Tropico is a series of construction and management simulation computer games developed by PopTop Software and published by Gathering of Developers in April 2001. The games see the player taking the role of "El Presidente," the ruler of an island in the Caribbean during the Cold War era from the 1950s onward.
The game is tongue-in-cheek in its presentation of banana republics, using a great deal of humor while still referencing such topics as totalitarianism, electoral fraud, and the interventions of powerful companies (United Fruit is implied) and the Cold War superpowers (the United States and Soviet Union).
The main goal of any Tropico game is to stay in power. If the island's populace disapprove of the player's actions, they may vote their leader out of office. Individual factions and powers can also end or disrupt El Presidente's rule. Rebels can defeat the army and storm the Presidential palace. If the army is dissatisfied, it can stage a coup d'état.
If either of the Cold War superpowers becomes unhappy with the player's regime, it may launch an invasion to overthrow it. In later versions of the game, dissatisfied factions can also stage protests that disrupt key facilities. A successful leader will have to either meet the needs of the populace, the political factions, and the wider political world, or establish and police a totalitarian military dictatorship and watch the army carefully.
In random map games, the player can customize the map of the island, adjusting its size and steepness to personal preference. Many other aspects of gameplay, such as political and economic difficulty, can also be customized to make the game easier or more difficult.
The player is able to issue a number of governmental edicts, some of which require funding or the availability of particular buildings. Edicts are used to achieve various game effects, from appeasing one of the superpowers by openly praising them, to instating martial law or giving a tax break to the populace.

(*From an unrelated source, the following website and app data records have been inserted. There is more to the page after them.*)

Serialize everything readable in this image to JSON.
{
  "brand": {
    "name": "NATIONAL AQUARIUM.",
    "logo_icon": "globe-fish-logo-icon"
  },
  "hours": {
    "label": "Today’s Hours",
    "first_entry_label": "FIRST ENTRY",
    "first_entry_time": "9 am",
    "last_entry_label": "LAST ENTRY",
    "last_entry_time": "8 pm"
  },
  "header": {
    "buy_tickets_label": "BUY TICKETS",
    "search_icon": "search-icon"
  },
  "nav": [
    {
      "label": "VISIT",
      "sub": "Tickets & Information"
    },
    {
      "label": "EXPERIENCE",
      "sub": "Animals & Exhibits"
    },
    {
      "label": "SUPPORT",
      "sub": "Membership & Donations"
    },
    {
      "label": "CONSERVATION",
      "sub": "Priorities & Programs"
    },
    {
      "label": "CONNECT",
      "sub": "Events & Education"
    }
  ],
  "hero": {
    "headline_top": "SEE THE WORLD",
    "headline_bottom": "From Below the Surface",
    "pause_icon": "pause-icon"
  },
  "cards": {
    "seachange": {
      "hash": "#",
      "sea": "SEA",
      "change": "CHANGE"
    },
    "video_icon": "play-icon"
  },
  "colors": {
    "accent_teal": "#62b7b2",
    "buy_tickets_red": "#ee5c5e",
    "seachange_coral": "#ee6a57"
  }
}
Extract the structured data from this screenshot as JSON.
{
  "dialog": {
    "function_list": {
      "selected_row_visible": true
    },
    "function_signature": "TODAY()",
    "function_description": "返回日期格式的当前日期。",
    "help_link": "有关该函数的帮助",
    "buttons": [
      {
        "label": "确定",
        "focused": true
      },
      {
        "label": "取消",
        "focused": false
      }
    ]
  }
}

The game calculates a score for the player at the end of the game. This score is based on a variety of factors, including the happiness of the island's citizens, the health of the island's economy, how much money the player has set aside for his own retirement in a Swiss bank account, and the level of difficulty chosen at the start of the game.